● WHAT THE EXERCISE ASKS:
Pictures stay out; everything else in the records below is to be repeated exactly.

● EXTRACTED DATA:
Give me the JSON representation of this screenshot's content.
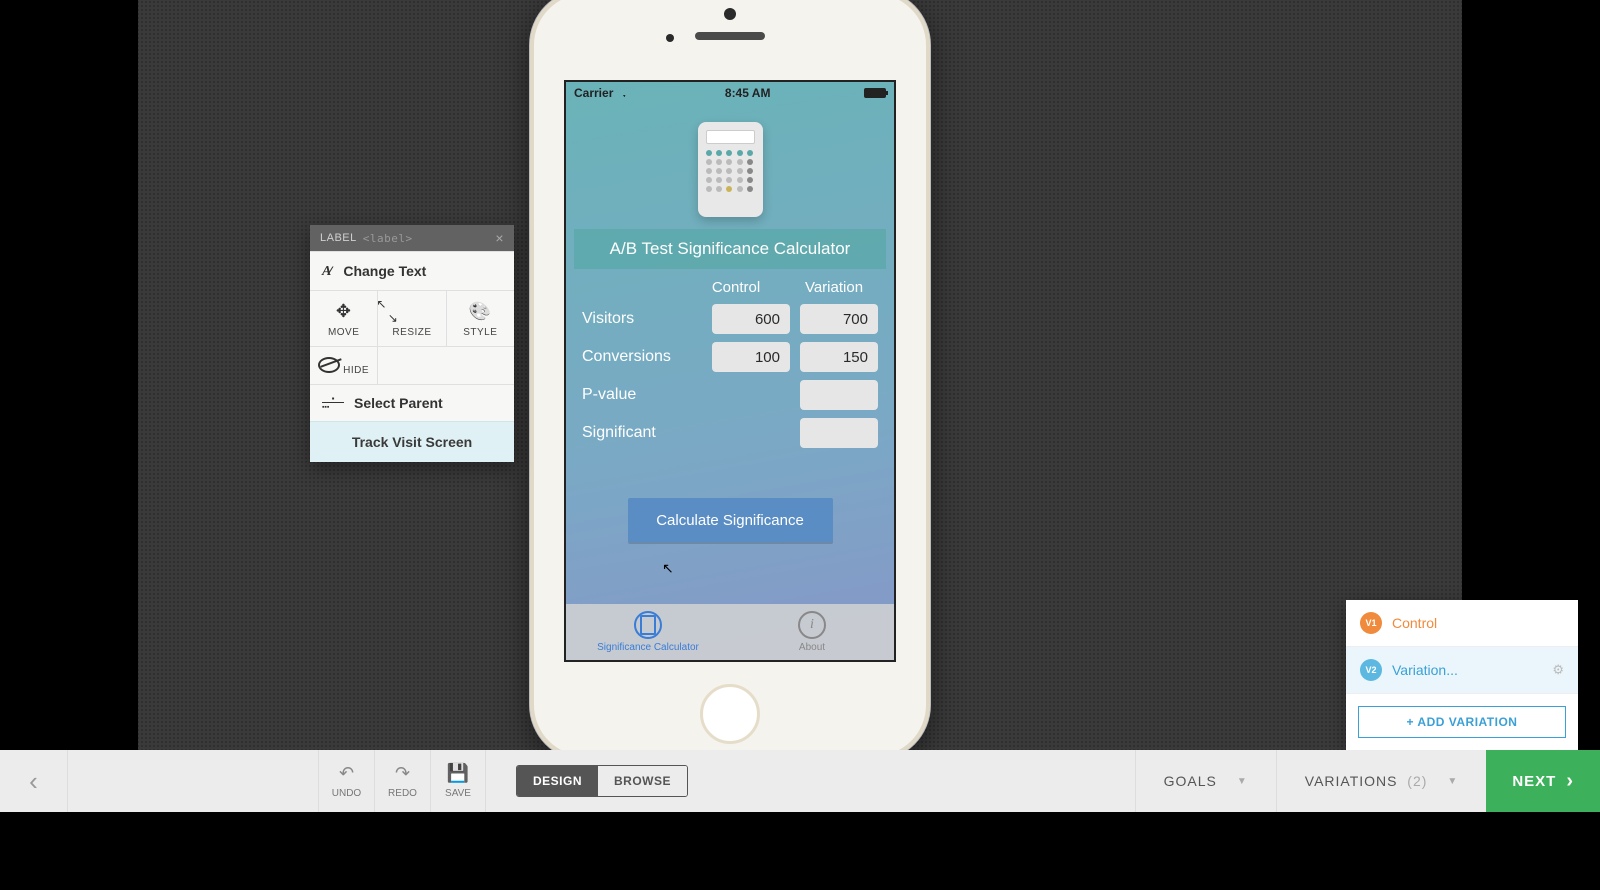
{
  "contextPanel": {
    "title": "LABEL",
    "tag": "<label>",
    "changeText": "Change Text",
    "tools": {
      "move": "MOVE",
      "resize": "RESIZE",
      "style": "STYLE",
      "hide": "HIDE"
    },
    "selectParent": "Select Parent",
    "trackVisit": "Track Visit Screen"
  },
  "phone": {
    "carrier": "Carrier",
    "time": "8:45 AM",
    "appTitle": "A/B Test Significance Calculator",
    "headers": {
      "control": "Control",
      "variation": "Variation"
    },
    "rows": {
      "visitors": {
        "label": "Visitors",
        "control": "600",
        "variation": "700"
      },
      "conversions": {
        "label": "Conversions",
        "control": "100",
        "variation": "150"
      },
      "pvalue": {
        "label": "P-value"
      },
      "significant": {
        "label": "Significant"
      }
    },
    "calcButton": "Calculate Significance",
    "tabs": {
      "calc": "Significance Calculator",
      "about": "About"
    }
  },
  "variationsPanel": {
    "v1": {
      "badge": "V1",
      "label": "Control"
    },
    "v2": {
      "badge": "V2",
      "label": "Variation..."
    },
    "add": "+ ADD VARIATION"
  },
  "bottomBar": {
    "undo": "UNDO",
    "redo": "REDO",
    "save": "SAVE",
    "design": "DESIGN",
    "browse": "BROWSE",
    "goals": "GOALS",
    "variations": "VARIATIONS",
    "variationsCount": "(2)",
    "next": "NEXT"
  }
}
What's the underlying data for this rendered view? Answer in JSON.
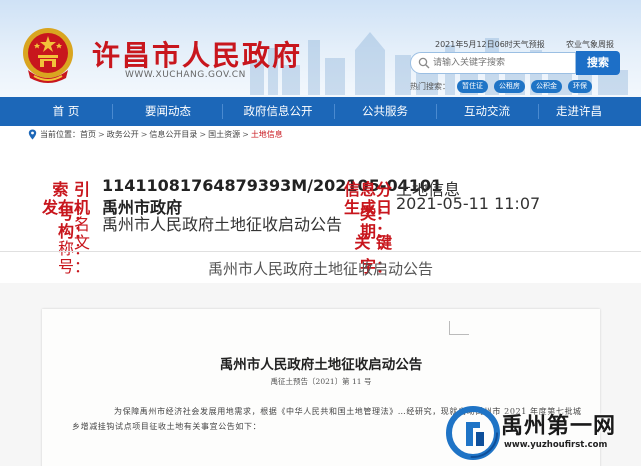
{
  "header": {
    "title": "许昌市人民政府",
    "domain": "WWW.XUCHANG.GOV.CN",
    "date_weather": "2021年5月12日06时天气预报",
    "weather_source": "农业气象周报",
    "search": {
      "placeholder": "请输入关键字搜索",
      "button": "搜索"
    },
    "hot_label": "热门搜索：",
    "hot_tags": [
      "暂住证",
      "公租房",
      "公积金",
      "环保"
    ]
  },
  "nav": {
    "items": [
      {
        "label": "首 页"
      },
      {
        "label": "要闻动态"
      },
      {
        "label": "政府信息公开"
      },
      {
        "label": "公共服务"
      },
      {
        "label": "互动交流"
      },
      {
        "label": "走进许昌"
      }
    ]
  },
  "breadcrumb": {
    "prefix": "当前位置：",
    "items": [
      "首页",
      "政务公开",
      "信息公开目录",
      "国土资源",
      "土地信息"
    ],
    "separator": ">"
  },
  "info": {
    "index_label": "索 引 号：",
    "index_value": "11411081764879393M/202105-04101",
    "publisher_label": "发布机构：",
    "publisher_value": "禹州市政府",
    "name_label": "名　　称：",
    "name_value": "禹州市人民政府土地征收启动公告",
    "docno_label": "文　　号：",
    "docno_value": "",
    "category_label": "信息分类：",
    "category_value": "土地信息",
    "date_label": "生成日期：",
    "date_value": "2021-05-11 11:07",
    "keyword_label": "关 键 字：",
    "keyword_value": ""
  },
  "page_title": "禹州市人民政府土地征收启动公告",
  "document": {
    "title": "禹州市人民政府土地征收启动公告",
    "number": "禹征土预告〔2021〕第 11 号",
    "paragraph": "为保障禹州市经济社会发展用地需求，根据《中华人民共和国土地管理法》…经研究，现就启动禹州市 2021 年度第七批城乡增减挂钩试点项目征收土地有关事宜公告如下："
  },
  "watermark": {
    "name": "禹州第一网",
    "url": "www.yuzhoufirst.com"
  },
  "colors": {
    "nav_bg": "#1c67b8",
    "accent_red": "#c8161d",
    "search_button": "#1d6fc7"
  }
}
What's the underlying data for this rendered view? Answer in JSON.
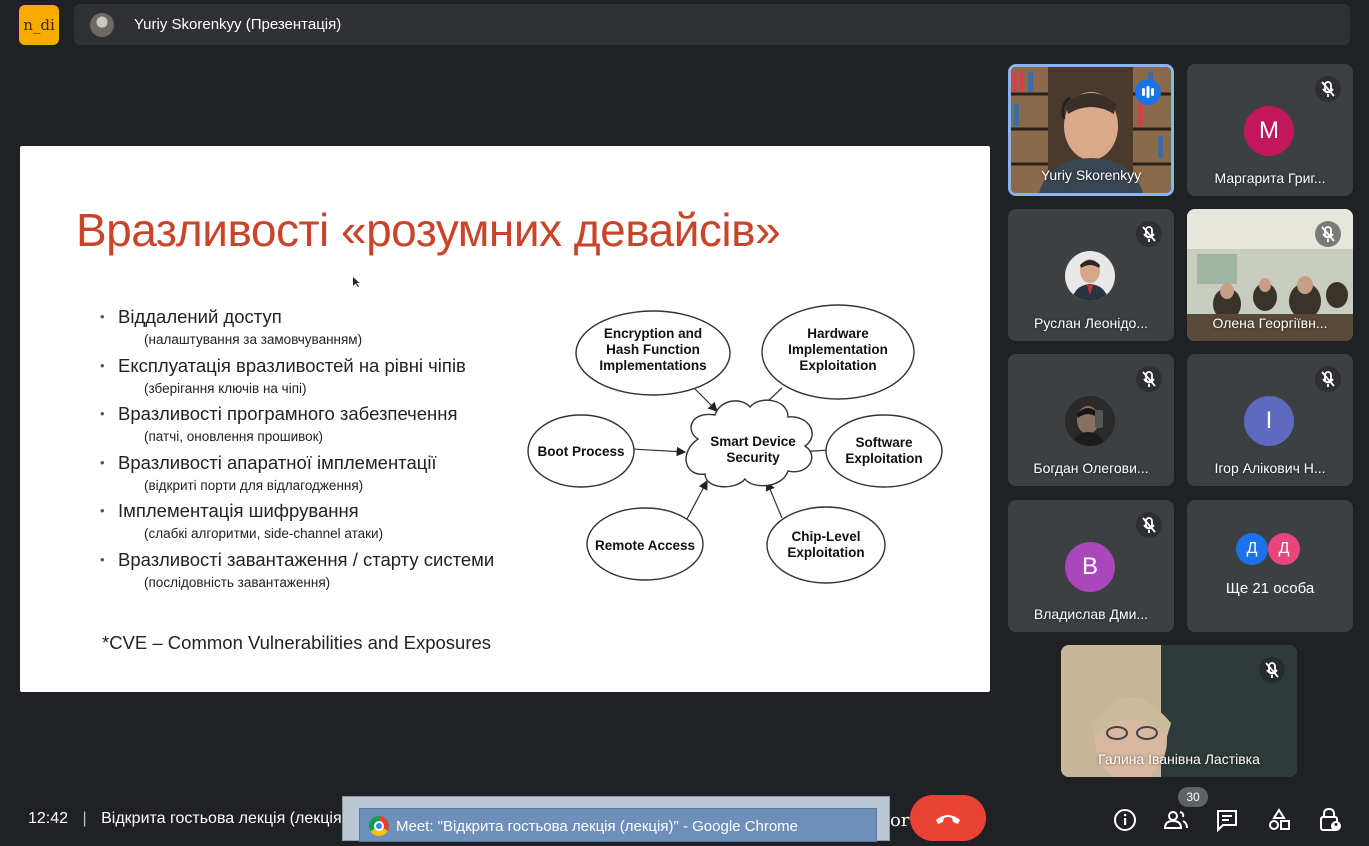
{
  "app_badge": "n_di",
  "presenter": {
    "name": "Yuriy Skorenkyy (Презентація)"
  },
  "slide": {
    "title": "Вразливості «розумних девайсів»",
    "bullets": [
      {
        "main": "Віддалений доступ",
        "sub": "(налаштування за замовчуванням)"
      },
      {
        "main": "Експлуатація вразливостей на рівні чіпів",
        "sub": "(зберігання ключів на чіпі)"
      },
      {
        "main": "Вразливості програмного забезпечення",
        "sub": "(патчі, оновлення прошивок)"
      },
      {
        "main": "Вразливості апаратної імплементації",
        "sub": "(відкриті порти для відлагодження)"
      },
      {
        "main": "Імплементація шифрування",
        "sub": "(слабкі алгоритми, side-channel атаки)"
      },
      {
        "main": "Вразливості завантаження / старту системи",
        "sub": "(послідовність завантаження)"
      }
    ],
    "bullet_glyph": "•",
    "footnote": "*CVE – Common Vulnerabilities and Exposures",
    "diagram": {
      "center": [
        "Smart Device",
        "Security"
      ],
      "nodes": {
        "encryption": [
          "Encryption and",
          "Hash Function",
          "Implementations"
        ],
        "hardware": [
          "Hardware",
          "Implementation",
          "Exploitation"
        ],
        "boot": [
          "Boot Process"
        ],
        "software": [
          "Software",
          "Exploitation"
        ],
        "remote": [
          "Remote Access"
        ],
        "chip": [
          "Chip-Level",
          "Exploitation"
        ]
      }
    }
  },
  "participants": [
    {
      "name": "Yuriy Skorenkyy",
      "type": "video",
      "speaking": true
    },
    {
      "name": "Маргарита Григ...",
      "initial": "M",
      "color": "#c2185b"
    },
    {
      "name": "Руслан Леонідо...",
      "type": "photo"
    },
    {
      "name": "Олена Георгіївн...",
      "type": "video"
    },
    {
      "name": "Богдан Олегови...",
      "type": "photo"
    },
    {
      "name": "Ігор Алікович Н...",
      "initial": "I",
      "color": "#5c6bc0"
    },
    {
      "name": "Владислав Дми...",
      "initial": "B",
      "color": "#ab47bc"
    },
    {
      "name": "Ще 21 особа",
      "initials": [
        "Д",
        "Д"
      ],
      "colors": [
        "#1a73e8",
        "#e8457a"
      ]
    },
    {
      "name": "Галина Іванівна Ластівка",
      "type": "video"
    }
  ],
  "bottom": {
    "time": "12:42",
    "separator": "|",
    "meeting_title": "Відкрита гостьова лекція (лекція)",
    "taskbar_tooltip": "Meet: \"Відкрита гостьова лекція (лекція)\" - Google Chrome",
    "tail_char": "or",
    "participant_count": "30"
  },
  "colors": {
    "background": "#202124",
    "tile": "#3c4043",
    "accent": "#8ab4f8",
    "hangup": "#ea4335",
    "title_red": "#c9452a"
  }
}
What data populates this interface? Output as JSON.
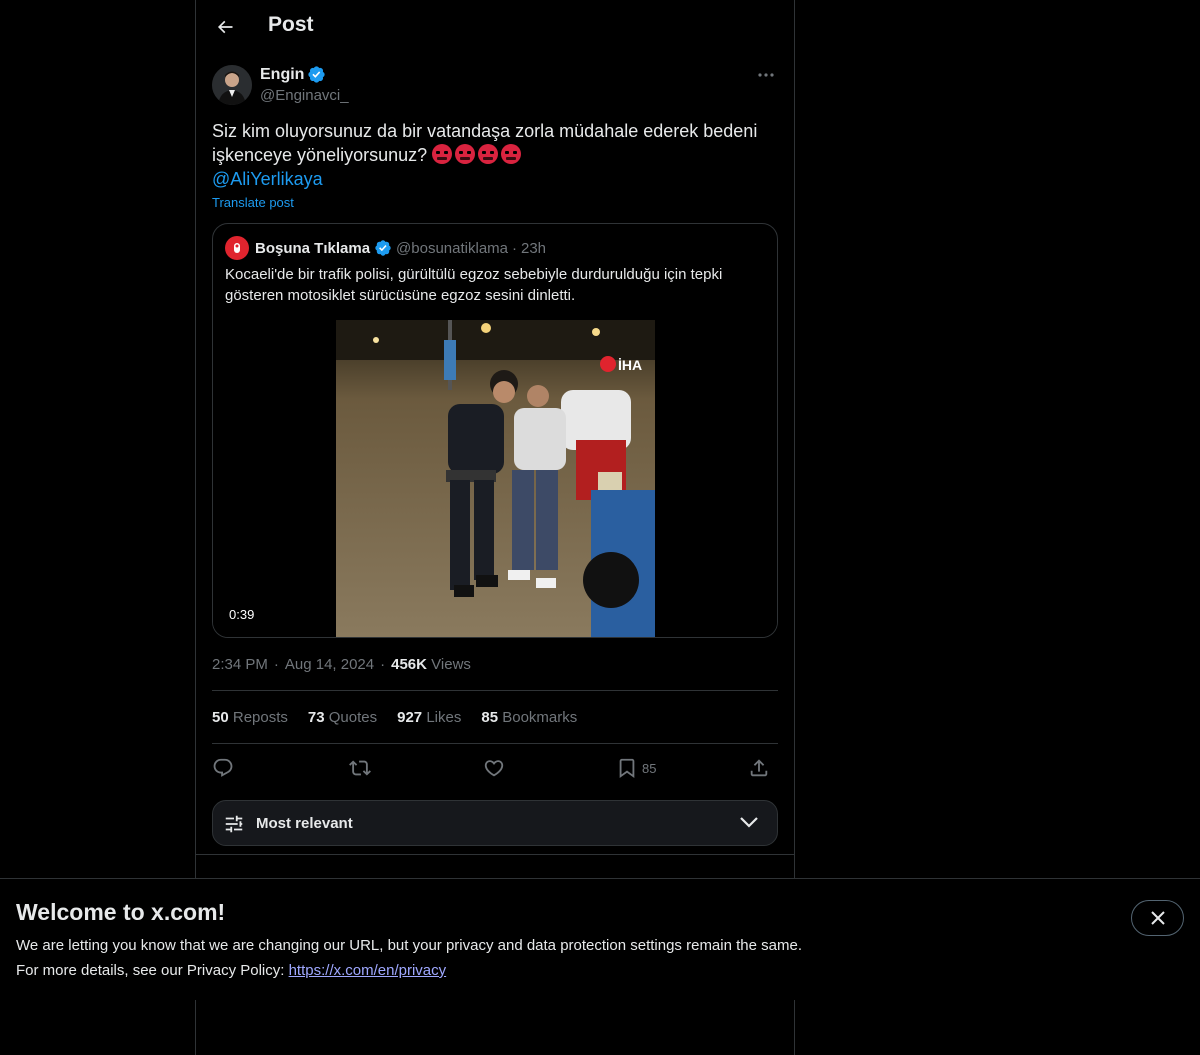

● SOLUTION TO THE EXERCISE:
Give me the JSON representation of this screenshot's content.
{
  "contextPanel": {
    "title": "LABEL",
    "tag": "<label>",
    "changeText": "Change Text",
    "tools": {
      "move": "MOVE",
      "resize": "RESIZE",
      "style": "STYLE",
      "hide": "HIDE"
    },
    "selectParent": "Select Parent",
    "trackVisit": "Track Visit Screen"
  },
  "phone": {
    "carrier": "Carrier",
    "time": "8:45 AM",
    "appTitle": "A/B Test Significance Calculator",
    "headers": {
      "control": "Control",
      "variation": "Variation"
    },
    "rows": {
      "visitors": {
        "label": "Visitors",
        "control": "600",
        "variation": "700"
      },
      "conversions": {
        "label": "Conversions",
        "control": "100",
        "variation": "150"
      },
      "pvalue": {
        "label": "P-value"
      },
      "significant": {
        "label": "Significant"
      }
    },
    "calcButton": "Calculate Significance",
    "tabs": {
      "calc": "Significance Calculator",
      "about": "About"
    }
  },
  "variationsPanel": {
    "v1": {
      "badge": "V1",
      "label": "Control"
    },
    "v2": {
      "badge": "V2",
      "label": "Variation..."
    },
    "add": "+ ADD VARIATION"
  },
  "bottomBar": {
    "undo": "UNDO",
    "redo": "REDO",
    "save": "SAVE",
    "design": "DESIGN",
    "browse": "BROWSE",
    "goals": "GOALS",
    "variations": "VARIATIONS",
    "variationsCount": "(2)",
    "next": "NEXT"
  }
}
What's the underlying data for this rendered view? Answer in JSON.
{
  "header": {
    "title": "许昌市人民政府",
    "domain": "WWW.XUCHANG.GOV.CN",
    "date_weather": "2021年5月12日06时天气预报",
    "weather_source": "农业气象周报",
    "search": {
      "placeholder": "请输入关键字搜索",
      "button": "搜索"
    },
    "hot_label": "热门搜索：",
    "hot_tags": [
      "暂住证",
      "公租房",
      "公积金",
      "环保"
    ]
  },
  "nav": {
    "items": [
      {
        "label": "首 页"
      },
      {
        "label": "要闻动态"
      },
      {
        "label": "政府信息公开"
      },
      {
        "label": "公共服务"
      },
      {
        "label": "互动交流"
      },
      {
        "label": "走进许昌"
      }
    ]
  },
  "breadcrumb": {
    "prefix": "当前位置：",
    "items": [
      "首页",
      "政务公开",
      "信息公开目录",
      "国土资源",
      "土地信息"
    ],
    "separator": ">"
  },
  "info": {
    "index_label": "索 引 号：",
    "index_value": "11411081764879393M/202105-04101",
    "publisher_label": "发布机构：",
    "publisher_value": "禹州市政府",
    "name_label": "名　　称：",
    "name_value": "禹州市人民政府土地征收启动公告",
    "docno_label": "文　　号：",
    "docno_value": "",
    "category_label": "信息分类：",
    "category_value": "土地信息",
    "date_label": "生成日期：",
    "date_value": "2021-05-11 11:07",
    "keyword_label": "关 键 字：",
    "keyword_value": ""
  },
  "page_title": "禹州市人民政府土地征收启动公告",
  "document": {
    "title": "禹州市人民政府土地征收启动公告",
    "number": "禹征土预告〔2021〕第 11 号",
    "paragraph": "为保障禹州市经济社会发展用地需求，根据《中华人民共和国土地管理法》…经研究，现就启动禹州市 2021 年度第七批城乡增减挂钩试点项目征收土地有关事宜公告如下："
  },
  "watermark": {
    "name": "禹州第一网",
    "url": "www.yuzhoufirst.com"
  },
  "colors": {
    "nav_bg": "#1c67b8",
    "accent_red": "#c8161d",
    "search_button": "#1d6fc7"
  }
}
What's the underlying data for this rendered view? Answer in JSON.
{
  "app_badge": "n_di",
  "presenter": {
    "name": "Yuriy Skorenkyy (Презентація)"
  },
  "slide": {
    "title": "Вразливості «розумних девайсів»",
    "bullets": [
      {
        "main": "Віддалений доступ",
        "sub": "(налаштування за замовчуванням)"
      },
      {
        "main": "Експлуатація вразливостей на рівні чіпів",
        "sub": "(зберігання ключів на чіпі)"
      },
      {
        "main": "Вразливості програмного забезпечення",
        "sub": "(патчі, оновлення прошивок)"
      },
      {
        "main": "Вразливості апаратної імплементації",
        "sub": "(відкриті порти для відлагодження)"
      },
      {
        "main": "Імплементація шифрування",
        "sub": "(слабкі алгоритми, side-channel атаки)"
      },
      {
        "main": "Вразливості завантаження / старту системи",
        "sub": "(послідовність завантаження)"
      }
    ],
    "bullet_glyph": "•",
    "footnote": "*CVE – Common Vulnerabilities and Exposures",
    "diagram": {
      "center": [
        "Smart Device",
        "Security"
      ],
      "nodes": {
        "encryption": [
          "Encryption and",
          "Hash Function",
          "Implementations"
        ],
        "hardware": [
          "Hardware",
          "Implementation",
          "Exploitation"
        ],
        "boot": [
          "Boot Process"
        ],
        "software": [
          "Software",
          "Exploitation"
        ],
        "remote": [
          "Remote Access"
        ],
        "chip": [
          "Chip-Level",
          "Exploitation"
        ]
      }
    }
  },
  "participants": [
    {
      "name": "Yuriy Skorenkyy",
      "type": "video",
      "speaking": true
    },
    {
      "name": "Маргарита Григ...",
      "initial": "M",
      "color": "#c2185b"
    },
    {
      "name": "Руслан Леонідо...",
      "type": "photo"
    },
    {
      "name": "Олена Георгіївн...",
      "type": "video"
    },
    {
      "name": "Богдан Олегови...",
      "type": "photo"
    },
    {
      "name": "Ігор Алікович Н...",
      "initial": "I",
      "color": "#5c6bc0"
    },
    {
      "name": "Владислав Дми...",
      "initial": "B",
      "color": "#ab47bc"
    },
    {
      "name": "Ще 21 особа",
      "initials": [
        "Д",
        "Д"
      ],
      "colors": [
        "#1a73e8",
        "#e8457a"
      ]
    },
    {
      "name": "Галина Іванівна Ластівка",
      "type": "video"
    }
  ],
  "bottom": {
    "time": "12:42",
    "separator": "|",
    "meeting_title": "Відкрита гостьова лекція (лекція)",
    "taskbar_tooltip": "Meet: \"Відкрита гостьова лекція (лекція)\" - Google Chrome",
    "tail_char": "or",
    "participant_count": "30"
  },
  "colors": {
    "background": "#202124",
    "tile": "#3c4043",
    "accent": "#8ab4f8",
    "hangup": "#ea4335",
    "title_red": "#c9452a"
  }
}
What data populates this interface? Output as JSON.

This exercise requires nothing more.